**Work instructions**: Your task is to find every line of the data that holds the string "JSON" and copy it.

**Data**:
####

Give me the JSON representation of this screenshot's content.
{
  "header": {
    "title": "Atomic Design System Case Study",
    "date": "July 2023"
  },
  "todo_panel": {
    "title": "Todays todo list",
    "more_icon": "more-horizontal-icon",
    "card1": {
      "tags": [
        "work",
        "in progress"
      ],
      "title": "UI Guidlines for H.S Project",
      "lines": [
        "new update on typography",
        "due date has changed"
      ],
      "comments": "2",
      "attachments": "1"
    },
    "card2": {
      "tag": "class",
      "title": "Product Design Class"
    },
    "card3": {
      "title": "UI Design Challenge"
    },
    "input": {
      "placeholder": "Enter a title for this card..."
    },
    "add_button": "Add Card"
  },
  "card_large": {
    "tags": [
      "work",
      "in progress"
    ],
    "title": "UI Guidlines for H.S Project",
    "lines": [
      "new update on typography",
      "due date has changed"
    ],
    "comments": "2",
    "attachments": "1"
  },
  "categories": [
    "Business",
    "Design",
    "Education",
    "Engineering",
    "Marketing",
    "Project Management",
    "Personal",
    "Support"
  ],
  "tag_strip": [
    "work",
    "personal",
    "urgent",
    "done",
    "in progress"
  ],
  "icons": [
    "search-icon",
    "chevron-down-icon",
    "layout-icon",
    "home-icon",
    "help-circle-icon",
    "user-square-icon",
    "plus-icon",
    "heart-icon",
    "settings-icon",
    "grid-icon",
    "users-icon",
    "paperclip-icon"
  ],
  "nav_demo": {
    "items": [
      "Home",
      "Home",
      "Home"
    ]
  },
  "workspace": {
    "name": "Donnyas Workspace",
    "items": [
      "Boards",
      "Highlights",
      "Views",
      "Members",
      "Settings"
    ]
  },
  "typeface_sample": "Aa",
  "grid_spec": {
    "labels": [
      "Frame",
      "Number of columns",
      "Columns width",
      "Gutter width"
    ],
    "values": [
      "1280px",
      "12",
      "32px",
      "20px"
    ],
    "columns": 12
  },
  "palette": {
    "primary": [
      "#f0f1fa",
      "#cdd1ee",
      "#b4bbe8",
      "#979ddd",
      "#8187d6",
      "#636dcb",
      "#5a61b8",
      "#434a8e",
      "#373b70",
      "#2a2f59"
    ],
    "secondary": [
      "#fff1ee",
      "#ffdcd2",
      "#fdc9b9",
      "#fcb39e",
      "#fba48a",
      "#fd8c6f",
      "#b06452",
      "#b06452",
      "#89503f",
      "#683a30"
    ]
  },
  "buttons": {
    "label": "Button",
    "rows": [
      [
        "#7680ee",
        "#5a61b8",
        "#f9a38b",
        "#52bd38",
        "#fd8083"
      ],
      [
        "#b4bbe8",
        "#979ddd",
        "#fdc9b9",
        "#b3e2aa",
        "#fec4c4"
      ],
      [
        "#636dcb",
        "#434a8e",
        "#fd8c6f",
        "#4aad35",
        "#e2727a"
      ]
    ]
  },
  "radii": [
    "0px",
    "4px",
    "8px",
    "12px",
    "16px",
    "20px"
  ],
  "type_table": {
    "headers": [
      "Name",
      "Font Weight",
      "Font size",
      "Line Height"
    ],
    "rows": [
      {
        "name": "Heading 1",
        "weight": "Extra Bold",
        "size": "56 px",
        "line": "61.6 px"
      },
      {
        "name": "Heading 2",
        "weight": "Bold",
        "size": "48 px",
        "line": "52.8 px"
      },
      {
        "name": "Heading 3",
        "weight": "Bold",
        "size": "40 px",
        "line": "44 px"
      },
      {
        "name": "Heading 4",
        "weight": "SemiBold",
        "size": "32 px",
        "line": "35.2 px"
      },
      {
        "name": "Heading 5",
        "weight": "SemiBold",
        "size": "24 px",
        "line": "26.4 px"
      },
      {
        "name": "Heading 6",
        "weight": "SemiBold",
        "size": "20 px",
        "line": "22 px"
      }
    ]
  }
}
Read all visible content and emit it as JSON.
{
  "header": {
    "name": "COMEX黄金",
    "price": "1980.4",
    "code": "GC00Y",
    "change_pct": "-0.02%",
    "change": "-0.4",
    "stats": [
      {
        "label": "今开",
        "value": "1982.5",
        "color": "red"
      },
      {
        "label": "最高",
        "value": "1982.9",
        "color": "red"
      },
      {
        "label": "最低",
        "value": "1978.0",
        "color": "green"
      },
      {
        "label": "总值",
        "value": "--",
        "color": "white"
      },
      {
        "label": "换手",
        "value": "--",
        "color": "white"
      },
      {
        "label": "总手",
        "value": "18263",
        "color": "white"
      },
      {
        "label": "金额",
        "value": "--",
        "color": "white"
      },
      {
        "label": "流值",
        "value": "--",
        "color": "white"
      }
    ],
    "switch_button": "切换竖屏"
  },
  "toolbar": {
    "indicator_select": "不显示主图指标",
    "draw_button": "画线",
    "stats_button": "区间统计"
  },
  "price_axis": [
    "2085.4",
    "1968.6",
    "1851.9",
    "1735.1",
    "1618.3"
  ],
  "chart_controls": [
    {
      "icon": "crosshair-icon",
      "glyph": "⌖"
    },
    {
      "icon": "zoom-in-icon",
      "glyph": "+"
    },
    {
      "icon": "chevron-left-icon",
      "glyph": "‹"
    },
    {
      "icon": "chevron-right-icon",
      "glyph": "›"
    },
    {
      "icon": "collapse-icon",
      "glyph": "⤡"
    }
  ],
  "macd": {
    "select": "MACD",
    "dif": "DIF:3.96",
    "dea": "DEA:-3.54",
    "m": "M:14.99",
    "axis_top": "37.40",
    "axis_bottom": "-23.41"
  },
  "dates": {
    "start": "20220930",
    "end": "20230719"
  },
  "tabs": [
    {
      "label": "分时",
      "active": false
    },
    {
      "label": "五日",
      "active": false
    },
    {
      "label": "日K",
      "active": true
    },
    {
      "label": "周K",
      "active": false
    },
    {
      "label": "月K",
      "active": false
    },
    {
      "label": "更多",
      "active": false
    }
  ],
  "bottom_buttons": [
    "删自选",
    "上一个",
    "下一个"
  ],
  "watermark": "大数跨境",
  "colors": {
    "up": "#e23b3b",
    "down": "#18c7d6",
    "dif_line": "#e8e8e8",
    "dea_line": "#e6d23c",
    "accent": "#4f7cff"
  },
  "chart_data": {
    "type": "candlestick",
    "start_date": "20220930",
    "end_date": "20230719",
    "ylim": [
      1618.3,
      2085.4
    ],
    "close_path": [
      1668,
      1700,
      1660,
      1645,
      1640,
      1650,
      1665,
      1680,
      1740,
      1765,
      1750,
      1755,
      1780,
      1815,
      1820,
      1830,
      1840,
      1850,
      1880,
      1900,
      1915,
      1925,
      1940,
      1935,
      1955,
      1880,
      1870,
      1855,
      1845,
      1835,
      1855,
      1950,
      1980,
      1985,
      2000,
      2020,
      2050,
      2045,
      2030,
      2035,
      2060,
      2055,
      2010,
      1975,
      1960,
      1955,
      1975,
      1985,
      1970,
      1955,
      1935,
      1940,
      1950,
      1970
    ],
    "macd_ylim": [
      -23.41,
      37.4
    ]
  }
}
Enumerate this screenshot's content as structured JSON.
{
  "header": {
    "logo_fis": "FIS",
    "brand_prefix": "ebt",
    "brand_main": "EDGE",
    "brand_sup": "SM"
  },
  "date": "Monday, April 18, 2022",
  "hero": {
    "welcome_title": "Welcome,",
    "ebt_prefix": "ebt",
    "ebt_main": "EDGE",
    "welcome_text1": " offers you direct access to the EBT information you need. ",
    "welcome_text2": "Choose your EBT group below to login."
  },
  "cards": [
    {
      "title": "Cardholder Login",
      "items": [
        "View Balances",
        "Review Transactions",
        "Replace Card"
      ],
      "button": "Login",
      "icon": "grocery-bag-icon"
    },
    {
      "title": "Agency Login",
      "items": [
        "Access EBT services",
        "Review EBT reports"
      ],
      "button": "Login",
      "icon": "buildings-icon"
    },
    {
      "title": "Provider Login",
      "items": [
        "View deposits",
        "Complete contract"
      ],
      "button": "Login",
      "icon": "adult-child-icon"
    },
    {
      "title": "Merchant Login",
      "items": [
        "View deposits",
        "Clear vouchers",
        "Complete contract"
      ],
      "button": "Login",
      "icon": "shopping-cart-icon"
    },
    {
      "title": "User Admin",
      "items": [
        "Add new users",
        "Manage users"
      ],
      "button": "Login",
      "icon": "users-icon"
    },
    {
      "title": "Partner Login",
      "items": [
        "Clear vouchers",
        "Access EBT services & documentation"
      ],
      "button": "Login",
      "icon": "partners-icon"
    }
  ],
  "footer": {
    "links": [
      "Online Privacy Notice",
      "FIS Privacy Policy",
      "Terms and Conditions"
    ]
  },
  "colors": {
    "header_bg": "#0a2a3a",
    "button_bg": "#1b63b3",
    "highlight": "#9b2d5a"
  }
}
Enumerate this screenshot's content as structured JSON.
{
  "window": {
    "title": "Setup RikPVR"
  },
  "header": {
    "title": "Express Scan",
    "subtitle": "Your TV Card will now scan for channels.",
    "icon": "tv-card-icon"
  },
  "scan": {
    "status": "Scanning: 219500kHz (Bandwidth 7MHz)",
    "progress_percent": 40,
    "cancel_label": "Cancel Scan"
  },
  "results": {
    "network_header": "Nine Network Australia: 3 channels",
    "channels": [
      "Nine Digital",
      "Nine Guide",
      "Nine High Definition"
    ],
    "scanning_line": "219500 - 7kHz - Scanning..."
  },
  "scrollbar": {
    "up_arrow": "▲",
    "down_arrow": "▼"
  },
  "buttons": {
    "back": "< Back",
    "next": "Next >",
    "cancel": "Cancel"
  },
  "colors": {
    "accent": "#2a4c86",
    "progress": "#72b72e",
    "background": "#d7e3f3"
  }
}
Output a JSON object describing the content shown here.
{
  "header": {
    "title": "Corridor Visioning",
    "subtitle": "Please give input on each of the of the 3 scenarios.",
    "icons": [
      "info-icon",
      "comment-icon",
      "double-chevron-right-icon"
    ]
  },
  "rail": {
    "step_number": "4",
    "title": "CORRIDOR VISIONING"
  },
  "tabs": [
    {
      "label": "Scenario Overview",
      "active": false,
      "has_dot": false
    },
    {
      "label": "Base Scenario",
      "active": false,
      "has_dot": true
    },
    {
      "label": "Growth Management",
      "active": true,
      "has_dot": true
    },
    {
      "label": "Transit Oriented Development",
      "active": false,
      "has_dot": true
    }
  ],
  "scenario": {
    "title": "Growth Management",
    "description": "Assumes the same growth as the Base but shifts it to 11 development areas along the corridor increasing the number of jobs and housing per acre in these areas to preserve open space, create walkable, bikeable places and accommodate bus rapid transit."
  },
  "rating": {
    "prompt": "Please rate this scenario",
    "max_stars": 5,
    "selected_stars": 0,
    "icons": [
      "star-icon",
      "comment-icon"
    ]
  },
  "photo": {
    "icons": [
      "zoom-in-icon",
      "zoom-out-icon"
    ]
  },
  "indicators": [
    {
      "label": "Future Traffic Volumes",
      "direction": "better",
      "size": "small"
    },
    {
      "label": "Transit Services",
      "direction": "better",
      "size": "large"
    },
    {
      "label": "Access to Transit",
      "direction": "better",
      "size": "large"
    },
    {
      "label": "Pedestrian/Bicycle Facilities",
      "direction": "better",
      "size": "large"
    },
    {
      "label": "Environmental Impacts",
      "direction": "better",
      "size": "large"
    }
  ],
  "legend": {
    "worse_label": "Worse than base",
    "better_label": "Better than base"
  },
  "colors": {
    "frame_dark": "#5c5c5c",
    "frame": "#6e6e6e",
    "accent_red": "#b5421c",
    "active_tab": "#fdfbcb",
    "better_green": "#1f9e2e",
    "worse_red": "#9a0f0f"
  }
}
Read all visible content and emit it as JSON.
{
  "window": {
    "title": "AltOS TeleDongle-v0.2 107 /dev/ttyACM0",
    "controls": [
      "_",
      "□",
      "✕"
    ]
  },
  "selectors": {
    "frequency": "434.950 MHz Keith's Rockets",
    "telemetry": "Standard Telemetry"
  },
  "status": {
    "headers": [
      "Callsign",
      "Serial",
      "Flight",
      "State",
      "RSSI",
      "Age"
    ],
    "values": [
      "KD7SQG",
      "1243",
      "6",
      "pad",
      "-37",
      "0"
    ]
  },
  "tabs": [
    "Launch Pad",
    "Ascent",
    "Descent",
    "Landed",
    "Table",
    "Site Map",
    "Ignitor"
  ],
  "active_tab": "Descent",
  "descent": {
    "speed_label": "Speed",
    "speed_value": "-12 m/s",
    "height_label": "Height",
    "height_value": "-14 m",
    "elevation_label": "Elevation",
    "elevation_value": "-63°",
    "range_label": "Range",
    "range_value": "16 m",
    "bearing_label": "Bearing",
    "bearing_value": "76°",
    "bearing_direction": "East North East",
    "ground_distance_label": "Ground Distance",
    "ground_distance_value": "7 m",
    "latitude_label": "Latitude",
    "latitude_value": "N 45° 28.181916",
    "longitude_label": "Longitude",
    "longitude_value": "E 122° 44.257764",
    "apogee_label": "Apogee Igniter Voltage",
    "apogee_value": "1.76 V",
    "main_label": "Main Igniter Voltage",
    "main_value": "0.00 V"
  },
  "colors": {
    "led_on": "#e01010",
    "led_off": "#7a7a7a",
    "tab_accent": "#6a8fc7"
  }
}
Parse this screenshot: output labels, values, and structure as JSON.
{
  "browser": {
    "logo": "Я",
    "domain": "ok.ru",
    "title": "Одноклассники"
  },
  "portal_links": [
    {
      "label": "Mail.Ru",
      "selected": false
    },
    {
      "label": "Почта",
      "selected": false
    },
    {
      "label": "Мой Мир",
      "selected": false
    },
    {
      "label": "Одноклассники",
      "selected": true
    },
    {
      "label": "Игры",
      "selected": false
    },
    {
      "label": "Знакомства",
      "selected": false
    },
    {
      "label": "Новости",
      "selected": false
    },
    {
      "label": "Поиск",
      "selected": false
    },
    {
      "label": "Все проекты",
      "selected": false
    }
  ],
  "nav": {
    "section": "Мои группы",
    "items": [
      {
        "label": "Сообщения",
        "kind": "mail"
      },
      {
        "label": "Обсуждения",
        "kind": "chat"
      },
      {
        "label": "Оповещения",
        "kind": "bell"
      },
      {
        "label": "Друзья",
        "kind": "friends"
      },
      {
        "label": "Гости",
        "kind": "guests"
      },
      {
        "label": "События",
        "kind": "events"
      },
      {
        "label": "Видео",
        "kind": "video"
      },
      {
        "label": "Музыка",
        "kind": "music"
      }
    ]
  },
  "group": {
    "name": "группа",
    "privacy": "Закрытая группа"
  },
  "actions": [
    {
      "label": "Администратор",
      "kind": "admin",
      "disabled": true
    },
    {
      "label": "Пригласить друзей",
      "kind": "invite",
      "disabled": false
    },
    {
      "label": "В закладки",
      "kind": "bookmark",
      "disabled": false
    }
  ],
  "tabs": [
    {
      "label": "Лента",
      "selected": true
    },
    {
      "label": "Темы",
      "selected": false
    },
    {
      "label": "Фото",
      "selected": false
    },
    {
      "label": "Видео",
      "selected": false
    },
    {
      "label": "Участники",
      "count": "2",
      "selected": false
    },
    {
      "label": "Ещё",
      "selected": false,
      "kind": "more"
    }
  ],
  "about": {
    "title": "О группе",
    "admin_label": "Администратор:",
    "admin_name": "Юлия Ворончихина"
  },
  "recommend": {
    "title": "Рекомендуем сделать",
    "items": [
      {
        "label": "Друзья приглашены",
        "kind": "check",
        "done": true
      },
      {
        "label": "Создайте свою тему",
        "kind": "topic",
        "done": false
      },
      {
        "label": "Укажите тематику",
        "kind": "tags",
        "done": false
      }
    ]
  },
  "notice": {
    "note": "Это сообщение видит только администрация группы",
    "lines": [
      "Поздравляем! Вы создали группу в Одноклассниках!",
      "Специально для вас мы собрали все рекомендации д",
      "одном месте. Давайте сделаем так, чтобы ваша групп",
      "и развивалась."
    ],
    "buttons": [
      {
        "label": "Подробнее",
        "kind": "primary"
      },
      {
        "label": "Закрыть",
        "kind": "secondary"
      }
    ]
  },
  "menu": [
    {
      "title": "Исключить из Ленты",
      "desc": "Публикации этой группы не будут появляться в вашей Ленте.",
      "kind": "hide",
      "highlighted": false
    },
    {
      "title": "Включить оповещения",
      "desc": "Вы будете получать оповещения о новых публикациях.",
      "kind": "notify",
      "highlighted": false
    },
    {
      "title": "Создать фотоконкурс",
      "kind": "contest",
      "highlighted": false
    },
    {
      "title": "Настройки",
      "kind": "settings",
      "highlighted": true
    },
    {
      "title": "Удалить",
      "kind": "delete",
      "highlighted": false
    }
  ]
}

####

**The answer**:
Give me the JSON representation of this screenshot's content.
Read all visible content and emit it as JSON.
Enumerate this screenshot's content as structured JSON.
Enumerate this screenshot's content as structured JSON.
Output a JSON object describing the content shown here.
Read all visible content and emit it as JSON.
Parse this screenshot: output labels, values, and structure as JSON.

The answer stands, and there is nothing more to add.